At the point in his life when everything was “topsy-turvy,” Jesse Berlik, 40, found stability and compassion at The Gathering.
Berlik volunteers five days a week at St. James’ Episcopal Church, 833 Wisconsin Ave., one of The Gathering’s three locations. When he was staying at the Milwaukee Rescue Mission, a homeless shelter, he came to The Gathering for the meals and the company. Now, he helps by cooking, dishwashing and cleaning.
“This gets me up in the morning and gets me going through my day. It keeps me busy,” Berlik said.
“It works out really well. Basically, at this point in my life, I don’t think it would be a good idea for me to work and have money in my pocket, you know – I’m an alcoholic.”
Berlik is what George Neureuther, breakfast coordinator at The Gathering, calls a guest volunteer – someone who benefitted from the services The Gathering provides and now comes back to volunteer.
“For some of them, it’s a way to say thank you. For some of them, it’s a way to keep busy because they don’t have a job. And for some, it’s that social aspect … We have some that are here every day of the week; some put in five hours a day. I joke that some of the volunteers actually work more hours here than I do, and it’s pretty much true,” Neureuther said.
After talking with Neureuther over lunch a few times, Berlik decided to volunteer.
Recalling when he first came to The Gathering, Berlik said that he’d needed help before, “but this was the first time I’ve actually come to a place where they serve food for homeless people. I think at that point in your life, everything is so topsy-turvy that nothing really matters,” Berlik said.
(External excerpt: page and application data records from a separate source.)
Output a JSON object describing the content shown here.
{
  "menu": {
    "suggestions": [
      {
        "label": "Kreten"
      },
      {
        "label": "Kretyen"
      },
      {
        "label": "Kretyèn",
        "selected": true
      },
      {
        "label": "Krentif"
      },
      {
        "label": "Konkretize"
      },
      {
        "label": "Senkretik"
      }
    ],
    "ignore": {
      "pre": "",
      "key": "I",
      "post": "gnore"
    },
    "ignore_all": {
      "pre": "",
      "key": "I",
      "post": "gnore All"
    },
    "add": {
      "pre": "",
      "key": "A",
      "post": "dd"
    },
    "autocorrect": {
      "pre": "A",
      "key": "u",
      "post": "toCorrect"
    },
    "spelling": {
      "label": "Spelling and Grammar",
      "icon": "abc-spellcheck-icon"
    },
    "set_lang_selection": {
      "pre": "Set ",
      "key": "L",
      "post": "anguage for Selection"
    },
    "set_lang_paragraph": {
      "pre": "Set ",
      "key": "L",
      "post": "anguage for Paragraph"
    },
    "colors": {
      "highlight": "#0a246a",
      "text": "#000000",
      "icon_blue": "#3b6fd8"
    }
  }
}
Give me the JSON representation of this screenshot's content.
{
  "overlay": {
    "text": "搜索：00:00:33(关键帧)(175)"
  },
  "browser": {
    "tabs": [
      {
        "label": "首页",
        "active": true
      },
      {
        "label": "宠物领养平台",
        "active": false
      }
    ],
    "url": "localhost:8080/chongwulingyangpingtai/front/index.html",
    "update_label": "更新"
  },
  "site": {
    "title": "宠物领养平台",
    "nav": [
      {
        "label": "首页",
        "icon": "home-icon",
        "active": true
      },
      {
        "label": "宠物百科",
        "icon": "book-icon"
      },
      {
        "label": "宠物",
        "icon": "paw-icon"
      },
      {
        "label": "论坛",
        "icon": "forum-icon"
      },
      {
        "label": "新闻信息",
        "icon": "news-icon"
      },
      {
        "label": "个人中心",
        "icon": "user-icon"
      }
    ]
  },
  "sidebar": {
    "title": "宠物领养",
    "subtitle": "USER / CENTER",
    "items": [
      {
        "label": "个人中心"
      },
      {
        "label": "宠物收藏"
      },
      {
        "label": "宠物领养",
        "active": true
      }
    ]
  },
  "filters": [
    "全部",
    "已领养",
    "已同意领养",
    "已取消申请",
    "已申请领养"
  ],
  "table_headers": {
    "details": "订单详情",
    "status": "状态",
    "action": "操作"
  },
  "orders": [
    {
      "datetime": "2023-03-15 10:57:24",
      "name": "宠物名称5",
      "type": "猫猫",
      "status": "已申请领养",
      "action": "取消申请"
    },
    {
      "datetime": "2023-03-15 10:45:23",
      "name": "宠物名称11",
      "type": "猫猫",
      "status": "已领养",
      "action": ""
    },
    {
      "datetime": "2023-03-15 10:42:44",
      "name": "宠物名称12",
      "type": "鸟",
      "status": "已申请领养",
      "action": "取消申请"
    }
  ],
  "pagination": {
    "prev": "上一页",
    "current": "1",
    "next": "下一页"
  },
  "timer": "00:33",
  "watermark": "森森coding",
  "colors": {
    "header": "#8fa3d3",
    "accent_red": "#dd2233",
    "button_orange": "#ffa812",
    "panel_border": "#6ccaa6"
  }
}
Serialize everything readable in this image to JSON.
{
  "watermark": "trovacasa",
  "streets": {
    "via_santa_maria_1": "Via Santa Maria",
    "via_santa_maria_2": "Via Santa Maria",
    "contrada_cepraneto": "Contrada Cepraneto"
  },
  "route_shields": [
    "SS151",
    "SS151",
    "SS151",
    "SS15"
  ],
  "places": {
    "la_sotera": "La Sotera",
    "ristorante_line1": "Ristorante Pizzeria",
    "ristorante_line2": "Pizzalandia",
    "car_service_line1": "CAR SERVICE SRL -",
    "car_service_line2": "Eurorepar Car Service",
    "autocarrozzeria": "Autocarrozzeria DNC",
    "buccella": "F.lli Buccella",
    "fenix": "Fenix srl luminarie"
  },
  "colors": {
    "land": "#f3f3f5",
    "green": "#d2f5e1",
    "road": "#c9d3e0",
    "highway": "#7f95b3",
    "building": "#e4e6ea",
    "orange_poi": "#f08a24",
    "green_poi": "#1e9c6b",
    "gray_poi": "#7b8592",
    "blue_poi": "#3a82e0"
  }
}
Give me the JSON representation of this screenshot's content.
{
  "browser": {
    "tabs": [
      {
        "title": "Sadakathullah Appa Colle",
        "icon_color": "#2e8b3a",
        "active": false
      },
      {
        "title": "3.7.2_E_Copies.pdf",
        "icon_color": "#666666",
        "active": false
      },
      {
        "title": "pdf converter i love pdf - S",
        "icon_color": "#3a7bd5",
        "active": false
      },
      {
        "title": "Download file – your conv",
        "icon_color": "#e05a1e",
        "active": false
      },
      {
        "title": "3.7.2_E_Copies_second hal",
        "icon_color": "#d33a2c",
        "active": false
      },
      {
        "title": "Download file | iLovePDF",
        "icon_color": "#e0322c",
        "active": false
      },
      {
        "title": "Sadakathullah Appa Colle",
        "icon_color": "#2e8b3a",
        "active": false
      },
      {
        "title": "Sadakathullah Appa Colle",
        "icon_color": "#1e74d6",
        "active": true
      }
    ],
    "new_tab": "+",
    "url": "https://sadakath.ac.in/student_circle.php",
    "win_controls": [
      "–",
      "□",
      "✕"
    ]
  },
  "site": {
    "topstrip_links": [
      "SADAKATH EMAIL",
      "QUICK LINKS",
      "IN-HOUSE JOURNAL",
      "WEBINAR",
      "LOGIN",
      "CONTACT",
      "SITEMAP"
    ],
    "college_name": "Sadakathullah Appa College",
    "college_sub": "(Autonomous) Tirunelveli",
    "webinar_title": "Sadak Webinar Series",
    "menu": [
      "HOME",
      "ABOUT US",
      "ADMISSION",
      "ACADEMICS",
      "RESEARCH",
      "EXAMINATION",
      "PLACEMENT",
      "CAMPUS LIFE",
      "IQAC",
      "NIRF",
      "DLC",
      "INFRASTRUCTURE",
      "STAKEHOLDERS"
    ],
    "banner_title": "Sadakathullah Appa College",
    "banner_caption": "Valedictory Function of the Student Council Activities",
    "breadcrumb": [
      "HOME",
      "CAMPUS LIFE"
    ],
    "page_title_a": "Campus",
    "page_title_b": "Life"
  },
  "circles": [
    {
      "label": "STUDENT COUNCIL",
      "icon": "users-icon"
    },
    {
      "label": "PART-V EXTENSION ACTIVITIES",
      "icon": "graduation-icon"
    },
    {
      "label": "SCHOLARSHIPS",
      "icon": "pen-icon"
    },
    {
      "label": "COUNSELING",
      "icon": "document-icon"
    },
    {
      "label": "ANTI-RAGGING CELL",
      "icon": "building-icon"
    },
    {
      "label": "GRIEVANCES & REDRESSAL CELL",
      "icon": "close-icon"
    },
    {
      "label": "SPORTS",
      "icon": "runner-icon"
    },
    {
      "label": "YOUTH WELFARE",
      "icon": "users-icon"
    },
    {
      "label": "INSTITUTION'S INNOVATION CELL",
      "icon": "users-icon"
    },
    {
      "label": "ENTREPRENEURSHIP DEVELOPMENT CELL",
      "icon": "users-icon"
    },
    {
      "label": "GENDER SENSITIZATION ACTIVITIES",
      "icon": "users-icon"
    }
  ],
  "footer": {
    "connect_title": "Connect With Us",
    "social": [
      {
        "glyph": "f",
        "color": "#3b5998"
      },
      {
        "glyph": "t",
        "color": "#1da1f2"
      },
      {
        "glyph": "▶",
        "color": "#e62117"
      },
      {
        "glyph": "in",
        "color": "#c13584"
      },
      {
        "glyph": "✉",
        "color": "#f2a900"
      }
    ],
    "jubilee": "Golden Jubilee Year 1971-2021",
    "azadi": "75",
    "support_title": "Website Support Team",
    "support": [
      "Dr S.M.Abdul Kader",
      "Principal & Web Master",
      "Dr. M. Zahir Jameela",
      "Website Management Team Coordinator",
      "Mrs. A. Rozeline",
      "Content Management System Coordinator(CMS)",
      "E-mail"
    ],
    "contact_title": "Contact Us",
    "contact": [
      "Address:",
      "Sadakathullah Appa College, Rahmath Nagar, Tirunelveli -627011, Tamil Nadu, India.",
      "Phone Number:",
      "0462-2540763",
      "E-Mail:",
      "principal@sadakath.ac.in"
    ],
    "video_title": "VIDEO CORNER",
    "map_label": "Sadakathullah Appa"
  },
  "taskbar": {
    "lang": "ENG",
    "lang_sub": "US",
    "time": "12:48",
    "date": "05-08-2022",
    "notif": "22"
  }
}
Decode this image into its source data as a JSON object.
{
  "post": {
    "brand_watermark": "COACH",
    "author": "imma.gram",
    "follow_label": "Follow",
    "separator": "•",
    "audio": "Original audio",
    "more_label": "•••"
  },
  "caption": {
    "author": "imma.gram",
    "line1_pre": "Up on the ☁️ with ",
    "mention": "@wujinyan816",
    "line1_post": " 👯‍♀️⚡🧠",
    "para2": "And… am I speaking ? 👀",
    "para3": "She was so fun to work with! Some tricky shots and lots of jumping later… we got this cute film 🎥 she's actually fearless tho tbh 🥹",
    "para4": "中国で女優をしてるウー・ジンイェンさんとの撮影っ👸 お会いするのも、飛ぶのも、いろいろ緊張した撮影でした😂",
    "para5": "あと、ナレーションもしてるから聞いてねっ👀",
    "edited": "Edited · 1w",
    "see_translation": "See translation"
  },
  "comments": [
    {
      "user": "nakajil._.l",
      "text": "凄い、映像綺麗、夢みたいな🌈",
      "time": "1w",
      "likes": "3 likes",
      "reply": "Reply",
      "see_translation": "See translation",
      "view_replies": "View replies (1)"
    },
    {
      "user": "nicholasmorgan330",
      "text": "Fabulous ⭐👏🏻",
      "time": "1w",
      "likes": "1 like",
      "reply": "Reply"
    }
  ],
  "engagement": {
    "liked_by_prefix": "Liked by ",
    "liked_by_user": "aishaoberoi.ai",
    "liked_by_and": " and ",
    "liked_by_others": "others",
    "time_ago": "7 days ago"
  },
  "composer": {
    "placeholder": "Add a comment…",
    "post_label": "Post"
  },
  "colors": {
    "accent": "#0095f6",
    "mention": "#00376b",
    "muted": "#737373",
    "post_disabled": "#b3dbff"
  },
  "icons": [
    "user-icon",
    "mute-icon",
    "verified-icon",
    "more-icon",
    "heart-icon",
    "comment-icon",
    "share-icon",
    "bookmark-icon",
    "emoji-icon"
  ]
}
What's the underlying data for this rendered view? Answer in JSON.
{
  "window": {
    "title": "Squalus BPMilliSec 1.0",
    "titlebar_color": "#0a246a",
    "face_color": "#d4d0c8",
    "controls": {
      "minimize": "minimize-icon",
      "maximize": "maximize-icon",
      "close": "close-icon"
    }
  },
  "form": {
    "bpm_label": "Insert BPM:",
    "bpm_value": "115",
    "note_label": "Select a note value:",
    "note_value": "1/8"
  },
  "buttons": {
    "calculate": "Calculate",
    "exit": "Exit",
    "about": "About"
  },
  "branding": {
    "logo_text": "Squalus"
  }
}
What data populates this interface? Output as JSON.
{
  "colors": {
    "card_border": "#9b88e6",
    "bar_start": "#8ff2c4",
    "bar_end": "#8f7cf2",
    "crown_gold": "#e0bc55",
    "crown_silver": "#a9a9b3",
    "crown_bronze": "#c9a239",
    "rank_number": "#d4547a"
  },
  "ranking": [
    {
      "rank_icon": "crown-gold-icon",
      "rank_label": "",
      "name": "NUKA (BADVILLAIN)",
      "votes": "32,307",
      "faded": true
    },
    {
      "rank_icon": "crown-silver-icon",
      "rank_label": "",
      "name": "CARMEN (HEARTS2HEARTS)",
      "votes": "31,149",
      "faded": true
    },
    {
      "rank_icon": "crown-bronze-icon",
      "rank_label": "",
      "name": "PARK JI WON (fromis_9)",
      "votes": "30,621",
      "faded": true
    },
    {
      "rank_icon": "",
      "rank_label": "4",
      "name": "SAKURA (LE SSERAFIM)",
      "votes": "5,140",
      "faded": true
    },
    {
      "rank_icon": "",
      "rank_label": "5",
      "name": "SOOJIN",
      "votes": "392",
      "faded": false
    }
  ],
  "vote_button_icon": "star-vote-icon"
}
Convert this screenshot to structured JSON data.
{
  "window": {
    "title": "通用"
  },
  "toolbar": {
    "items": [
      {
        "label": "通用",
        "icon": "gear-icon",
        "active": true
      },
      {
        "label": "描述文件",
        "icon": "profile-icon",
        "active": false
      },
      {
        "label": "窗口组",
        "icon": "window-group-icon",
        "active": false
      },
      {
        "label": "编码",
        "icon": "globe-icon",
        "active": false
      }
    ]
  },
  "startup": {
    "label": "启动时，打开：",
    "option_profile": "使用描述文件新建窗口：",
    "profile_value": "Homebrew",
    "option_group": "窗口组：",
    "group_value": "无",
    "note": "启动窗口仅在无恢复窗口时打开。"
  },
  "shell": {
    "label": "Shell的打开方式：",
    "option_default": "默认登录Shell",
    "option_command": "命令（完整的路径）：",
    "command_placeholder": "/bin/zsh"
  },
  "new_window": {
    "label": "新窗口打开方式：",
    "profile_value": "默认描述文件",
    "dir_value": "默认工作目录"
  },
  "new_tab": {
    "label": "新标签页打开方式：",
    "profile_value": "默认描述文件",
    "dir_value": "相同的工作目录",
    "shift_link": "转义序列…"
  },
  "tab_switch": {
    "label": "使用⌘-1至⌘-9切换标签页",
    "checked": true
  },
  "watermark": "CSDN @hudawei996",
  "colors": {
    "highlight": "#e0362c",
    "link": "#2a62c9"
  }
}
According to Neureuther, 65 to 70 percent of the guests at The Gathering are homeless. They may be staying at a rescue mission, or on a friend’s couch or living outside. Neureuther said that most of the people who visit lack education, suffer from addiction, have been incarcerated or have a mental illness.
“For the majority of the guests, you can drive down Wisconsin Ave. and you wouldn’t know [that they are homeless] …We often think of the homeless as tired old grumpy people that are not very clean, and there are some like that, but the majority of them are just trying to get by in life like the rest of us,” Neureuther said.
According to the U.S. Census Bureau and the Hunger Task Force, an average of 20.9 percent of people in Milwaukee lived below the poverty level from 2008 to 2012. As of March, The Gathering had served 20,719 meals in 2014 a small increase from past years, according to Neureuther.
Rachel Sommers, 41, a volunteer at The Gathering for about a year, said summer is the busiest season at The Gathering, due to the nice weather and the fact that kids stop getting meals at school. She thinks homelessness and hunger in the city of Milwaukee are getting worse.
“Every time I go outside I see familiar faces … And I think sometimes people ignore that. That’s why I like coming here and paying attention to these people and giving them my time and talking to them, because that’s what they need. They’re human, too,” Sommers said.
Neureuther said volunteers talk to the guests, joke around with them, and help them have a good time at The Gathering.
“It’s very tough for a person to first start coming here and to have to say, ‘You know what, I can’t afford to support myself,’ so that’s why I like to use humor. It’s huge here,” Neureuther said. “Making them laugh and making them happy is just what they need. We don’t need to feel sorry for them.”
Berlik said the volunteers and guests of The Gathering make it a great place.
“It’s a really a cool group of people. We’re pretty much all in the same boat, I guess,” Berlik said. “The guests are awesome, and every volunteer has a good heart … I’m just glad this place is here.”